--- Action item ---
If a line in the material below holds the string "error", tally it, then give the tally alone.

= Beginning of Section =

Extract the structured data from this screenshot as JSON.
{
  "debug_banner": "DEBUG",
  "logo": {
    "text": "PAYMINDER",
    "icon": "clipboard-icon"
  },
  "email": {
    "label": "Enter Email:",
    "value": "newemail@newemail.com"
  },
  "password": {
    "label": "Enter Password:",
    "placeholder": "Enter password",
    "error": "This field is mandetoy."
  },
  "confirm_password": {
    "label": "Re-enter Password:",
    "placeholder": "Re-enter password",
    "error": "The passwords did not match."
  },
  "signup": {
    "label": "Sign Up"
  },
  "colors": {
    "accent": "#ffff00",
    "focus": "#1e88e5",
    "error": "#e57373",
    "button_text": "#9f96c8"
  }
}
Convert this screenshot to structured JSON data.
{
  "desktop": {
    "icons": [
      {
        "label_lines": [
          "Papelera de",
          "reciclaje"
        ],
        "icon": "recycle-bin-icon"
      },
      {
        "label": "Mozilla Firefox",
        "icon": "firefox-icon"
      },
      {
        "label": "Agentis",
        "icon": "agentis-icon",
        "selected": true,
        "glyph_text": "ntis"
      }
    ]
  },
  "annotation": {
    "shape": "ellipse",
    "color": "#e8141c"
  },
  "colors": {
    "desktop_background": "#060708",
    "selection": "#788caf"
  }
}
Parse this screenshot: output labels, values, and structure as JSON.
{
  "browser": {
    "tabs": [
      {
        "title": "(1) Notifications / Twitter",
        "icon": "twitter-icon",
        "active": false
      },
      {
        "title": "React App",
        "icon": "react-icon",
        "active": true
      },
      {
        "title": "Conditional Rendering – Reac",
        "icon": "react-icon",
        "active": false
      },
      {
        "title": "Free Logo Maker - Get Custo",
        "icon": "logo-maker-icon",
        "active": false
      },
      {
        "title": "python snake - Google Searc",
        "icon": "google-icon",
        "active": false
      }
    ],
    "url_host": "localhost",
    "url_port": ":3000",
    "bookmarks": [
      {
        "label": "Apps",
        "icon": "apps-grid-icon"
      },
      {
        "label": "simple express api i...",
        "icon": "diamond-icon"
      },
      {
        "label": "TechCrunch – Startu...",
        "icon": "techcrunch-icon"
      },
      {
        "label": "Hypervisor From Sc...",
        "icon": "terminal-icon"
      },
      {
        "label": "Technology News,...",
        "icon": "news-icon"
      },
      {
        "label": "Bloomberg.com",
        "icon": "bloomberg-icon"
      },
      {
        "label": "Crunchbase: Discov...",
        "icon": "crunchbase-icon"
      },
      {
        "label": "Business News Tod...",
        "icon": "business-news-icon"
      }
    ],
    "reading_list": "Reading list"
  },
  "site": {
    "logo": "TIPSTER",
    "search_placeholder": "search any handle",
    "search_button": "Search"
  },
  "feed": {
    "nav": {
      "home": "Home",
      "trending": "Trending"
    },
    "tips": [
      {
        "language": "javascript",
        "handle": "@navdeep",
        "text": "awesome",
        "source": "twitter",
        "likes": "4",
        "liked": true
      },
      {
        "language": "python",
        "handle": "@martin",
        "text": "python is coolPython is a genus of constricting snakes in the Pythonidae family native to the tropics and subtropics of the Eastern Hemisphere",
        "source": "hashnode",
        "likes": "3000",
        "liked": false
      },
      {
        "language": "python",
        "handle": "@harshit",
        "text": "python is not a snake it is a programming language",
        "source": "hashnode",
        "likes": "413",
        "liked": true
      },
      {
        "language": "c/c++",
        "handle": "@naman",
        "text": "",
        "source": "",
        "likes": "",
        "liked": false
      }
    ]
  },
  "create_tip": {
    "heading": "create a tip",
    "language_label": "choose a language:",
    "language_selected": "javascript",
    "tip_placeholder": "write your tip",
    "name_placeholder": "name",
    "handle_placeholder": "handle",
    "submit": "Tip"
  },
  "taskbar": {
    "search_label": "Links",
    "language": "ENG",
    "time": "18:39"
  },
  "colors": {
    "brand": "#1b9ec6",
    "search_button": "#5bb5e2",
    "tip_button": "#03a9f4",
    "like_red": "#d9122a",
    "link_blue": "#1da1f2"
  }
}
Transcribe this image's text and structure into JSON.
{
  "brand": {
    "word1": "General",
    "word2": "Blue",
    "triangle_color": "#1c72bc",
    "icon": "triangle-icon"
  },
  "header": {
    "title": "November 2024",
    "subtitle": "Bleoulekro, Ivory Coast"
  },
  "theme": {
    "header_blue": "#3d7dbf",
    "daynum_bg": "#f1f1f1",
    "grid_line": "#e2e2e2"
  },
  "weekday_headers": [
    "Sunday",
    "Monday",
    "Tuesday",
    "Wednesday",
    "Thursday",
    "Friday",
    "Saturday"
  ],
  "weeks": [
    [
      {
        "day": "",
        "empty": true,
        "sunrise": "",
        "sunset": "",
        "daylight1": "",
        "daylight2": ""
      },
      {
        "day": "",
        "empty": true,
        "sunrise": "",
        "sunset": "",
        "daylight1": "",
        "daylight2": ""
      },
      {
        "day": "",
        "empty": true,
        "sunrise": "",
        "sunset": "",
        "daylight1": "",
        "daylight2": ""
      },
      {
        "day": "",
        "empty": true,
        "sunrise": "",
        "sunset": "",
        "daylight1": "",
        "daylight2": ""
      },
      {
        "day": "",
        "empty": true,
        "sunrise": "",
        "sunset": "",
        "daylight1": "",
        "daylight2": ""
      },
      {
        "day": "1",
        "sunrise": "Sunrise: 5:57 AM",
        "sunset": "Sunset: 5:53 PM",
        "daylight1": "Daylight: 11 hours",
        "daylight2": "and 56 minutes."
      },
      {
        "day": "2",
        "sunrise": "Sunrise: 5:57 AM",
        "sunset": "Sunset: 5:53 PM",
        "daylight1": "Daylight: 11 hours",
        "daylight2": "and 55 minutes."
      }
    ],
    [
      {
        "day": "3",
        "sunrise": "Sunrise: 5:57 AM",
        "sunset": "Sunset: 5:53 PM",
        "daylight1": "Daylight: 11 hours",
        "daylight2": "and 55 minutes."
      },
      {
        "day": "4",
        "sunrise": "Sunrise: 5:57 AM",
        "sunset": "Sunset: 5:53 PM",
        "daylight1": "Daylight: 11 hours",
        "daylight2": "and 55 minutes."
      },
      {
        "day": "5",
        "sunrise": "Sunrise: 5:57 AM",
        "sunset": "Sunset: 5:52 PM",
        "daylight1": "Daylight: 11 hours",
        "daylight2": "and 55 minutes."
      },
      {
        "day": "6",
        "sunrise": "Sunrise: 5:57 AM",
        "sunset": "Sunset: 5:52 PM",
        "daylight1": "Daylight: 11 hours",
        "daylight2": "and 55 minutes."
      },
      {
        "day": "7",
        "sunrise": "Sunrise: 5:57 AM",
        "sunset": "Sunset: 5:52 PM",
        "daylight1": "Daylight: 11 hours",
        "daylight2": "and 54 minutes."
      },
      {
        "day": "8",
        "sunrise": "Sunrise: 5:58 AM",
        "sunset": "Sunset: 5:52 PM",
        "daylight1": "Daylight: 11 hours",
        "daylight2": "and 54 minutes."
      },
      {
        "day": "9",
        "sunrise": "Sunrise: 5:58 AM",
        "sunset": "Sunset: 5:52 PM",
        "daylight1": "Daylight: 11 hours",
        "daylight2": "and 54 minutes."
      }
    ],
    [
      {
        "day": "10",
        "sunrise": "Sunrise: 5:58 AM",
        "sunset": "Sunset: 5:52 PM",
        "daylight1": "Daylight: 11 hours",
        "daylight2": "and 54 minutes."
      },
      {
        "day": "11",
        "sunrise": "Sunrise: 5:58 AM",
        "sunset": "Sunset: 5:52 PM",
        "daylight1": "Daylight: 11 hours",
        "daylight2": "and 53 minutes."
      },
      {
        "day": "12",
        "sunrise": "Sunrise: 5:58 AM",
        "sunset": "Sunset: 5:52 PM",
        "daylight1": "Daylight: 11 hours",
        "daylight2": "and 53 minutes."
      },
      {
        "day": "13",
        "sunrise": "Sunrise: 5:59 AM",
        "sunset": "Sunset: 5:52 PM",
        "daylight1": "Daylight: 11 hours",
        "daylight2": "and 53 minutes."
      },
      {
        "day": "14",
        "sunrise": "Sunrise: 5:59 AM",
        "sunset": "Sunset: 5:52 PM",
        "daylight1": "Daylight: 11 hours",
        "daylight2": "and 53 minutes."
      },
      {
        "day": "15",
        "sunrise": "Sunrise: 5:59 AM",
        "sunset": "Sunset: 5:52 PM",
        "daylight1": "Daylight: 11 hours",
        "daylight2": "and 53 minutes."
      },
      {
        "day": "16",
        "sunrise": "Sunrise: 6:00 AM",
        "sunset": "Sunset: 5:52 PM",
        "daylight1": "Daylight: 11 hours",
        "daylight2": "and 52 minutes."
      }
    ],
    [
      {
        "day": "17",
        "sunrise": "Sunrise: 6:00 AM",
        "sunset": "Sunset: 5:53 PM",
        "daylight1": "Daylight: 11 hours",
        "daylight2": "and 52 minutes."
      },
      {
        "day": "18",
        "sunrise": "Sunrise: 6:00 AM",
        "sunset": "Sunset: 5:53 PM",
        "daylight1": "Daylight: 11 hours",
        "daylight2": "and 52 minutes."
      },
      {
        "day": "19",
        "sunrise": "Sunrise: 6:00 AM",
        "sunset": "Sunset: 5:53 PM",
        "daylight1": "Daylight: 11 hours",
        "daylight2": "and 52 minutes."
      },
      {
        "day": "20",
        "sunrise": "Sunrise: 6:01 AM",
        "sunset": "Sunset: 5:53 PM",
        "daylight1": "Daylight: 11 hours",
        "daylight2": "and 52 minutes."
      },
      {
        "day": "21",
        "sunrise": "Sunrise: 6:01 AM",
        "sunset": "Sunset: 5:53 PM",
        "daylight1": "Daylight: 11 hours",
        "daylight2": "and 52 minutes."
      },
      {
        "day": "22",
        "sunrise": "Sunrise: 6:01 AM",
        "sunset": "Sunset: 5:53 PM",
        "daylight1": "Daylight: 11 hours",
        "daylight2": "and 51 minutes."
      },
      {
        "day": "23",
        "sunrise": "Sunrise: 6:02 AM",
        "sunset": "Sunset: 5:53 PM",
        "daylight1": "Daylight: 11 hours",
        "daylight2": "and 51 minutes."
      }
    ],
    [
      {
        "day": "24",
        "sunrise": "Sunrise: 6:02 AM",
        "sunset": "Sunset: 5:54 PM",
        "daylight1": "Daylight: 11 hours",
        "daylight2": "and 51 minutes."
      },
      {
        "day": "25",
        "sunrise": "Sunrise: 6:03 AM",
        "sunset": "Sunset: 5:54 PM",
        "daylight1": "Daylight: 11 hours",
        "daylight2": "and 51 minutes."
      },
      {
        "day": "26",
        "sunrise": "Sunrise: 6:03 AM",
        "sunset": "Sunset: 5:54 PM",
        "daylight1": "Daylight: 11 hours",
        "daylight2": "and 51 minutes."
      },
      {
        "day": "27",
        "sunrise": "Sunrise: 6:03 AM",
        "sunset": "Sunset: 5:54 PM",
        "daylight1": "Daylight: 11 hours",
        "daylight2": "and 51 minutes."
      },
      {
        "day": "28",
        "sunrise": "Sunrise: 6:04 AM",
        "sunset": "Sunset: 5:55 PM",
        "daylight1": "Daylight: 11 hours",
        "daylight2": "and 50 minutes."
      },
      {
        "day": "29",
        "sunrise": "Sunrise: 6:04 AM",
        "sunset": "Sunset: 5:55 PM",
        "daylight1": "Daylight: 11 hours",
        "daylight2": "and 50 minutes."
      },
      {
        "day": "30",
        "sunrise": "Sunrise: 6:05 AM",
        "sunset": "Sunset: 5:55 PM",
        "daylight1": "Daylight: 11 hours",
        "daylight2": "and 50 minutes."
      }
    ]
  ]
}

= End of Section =

--- Solution ---
3